For months people in the Keys have been arguing about a proposed trial of GMO mosquitoes in Key Haven, a neighborhood about five miles from Key West.
NANCY KLINGENER / WLRN

With most of the vote in (32 of 33 precincts) the GMO mosquito question had split results.

In Key Haven where the test would take place, it’s a resounding no – 65 to 35 percent. But the rest of the county said yes – 58 to 42 percent.

Listen to the story here:

Survey: Most Florideans
Favor GM Mosquito

Wikimedia Commons - Aedes_aegypti_mosquito
Wikimedia Commons – Aedes aegypti mosquito

Between July and November 2015, a survey of those living in a Key West neighborhood revealed considerable opposition to using genetically modified mosquitos (sample size was 89 households).

In contrast, a recent Annenberg Public Policy survey (509 Florida respondents) tips the scale in the other direction. The Florida respondents were more likely to lean in the direction of GM mosquitos than those from other parts of the country. The center has released a guide for broadcasters covering the issue (there is some useful information for others in there as well).

GMO mosquito test approved

Aedes aegypti during blood meal

Photo by James Gathany [Public domain], via Wikimedia Commons

Authorities have given the approval for testing genetically modified mosquitos in Florida. The company that developed the mosquito, Oxitec, promotes it as an alternative (less chemical impact) way to battle the pesky disease-bearing Aedes Aegypti mosquito. Continue reading “GMO mosquito test approved”

Zika-Fighting Mosquitos

Aedes_Albopictus-870x590

Puerto-Rican Congressman Pedro Pierluisi is pushing for Zika-fighting mosquitos to be introduced into the island to push back against the illness that plagues it. There are over 5500 people infected. There are 676 pregnant women who are infected as well. The virus can cause serious birth defects. As one might imagine, there is considerable confusion and fear regarding messing with the genes of a species. See this article about the mosquito called OX513A. When the modified male insects mate with females in the wild, 97% of the offspring do not survive. Studies in Brazil and Panama have had success rates as high as 90%. Are we smart enough to mess with mother nature in this way? The earth is a very complex ecosystem. Many feel that doing something like this can have unintended consequences. I guess we don’t know what we don’t know, and that’s what’s scary.

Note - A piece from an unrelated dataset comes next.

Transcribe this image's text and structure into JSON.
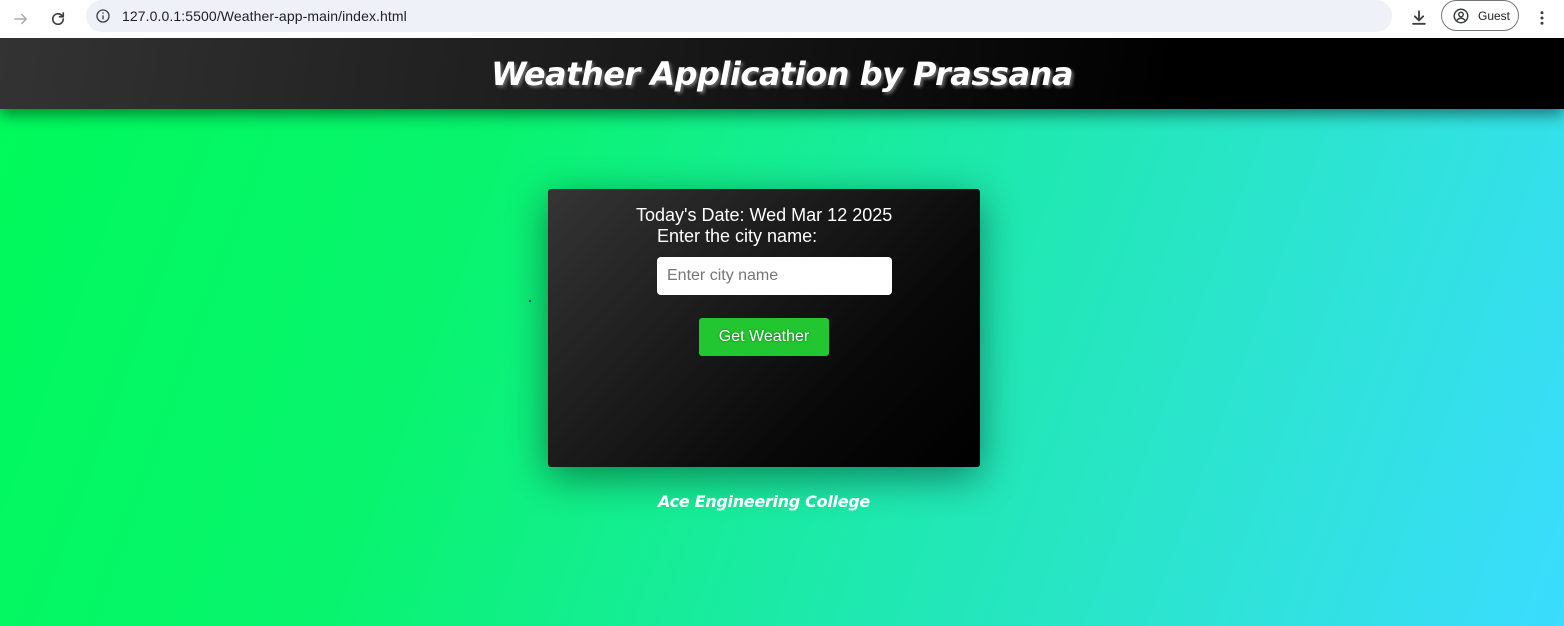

However, there are thousands of people right now with the Zika virus who might argue otherwise, and several hundred babies to born with serious problems. Can we do nothing when we have the technology to  fix this? Read the ABC News article by Paul Blake and Gillian Mohney here.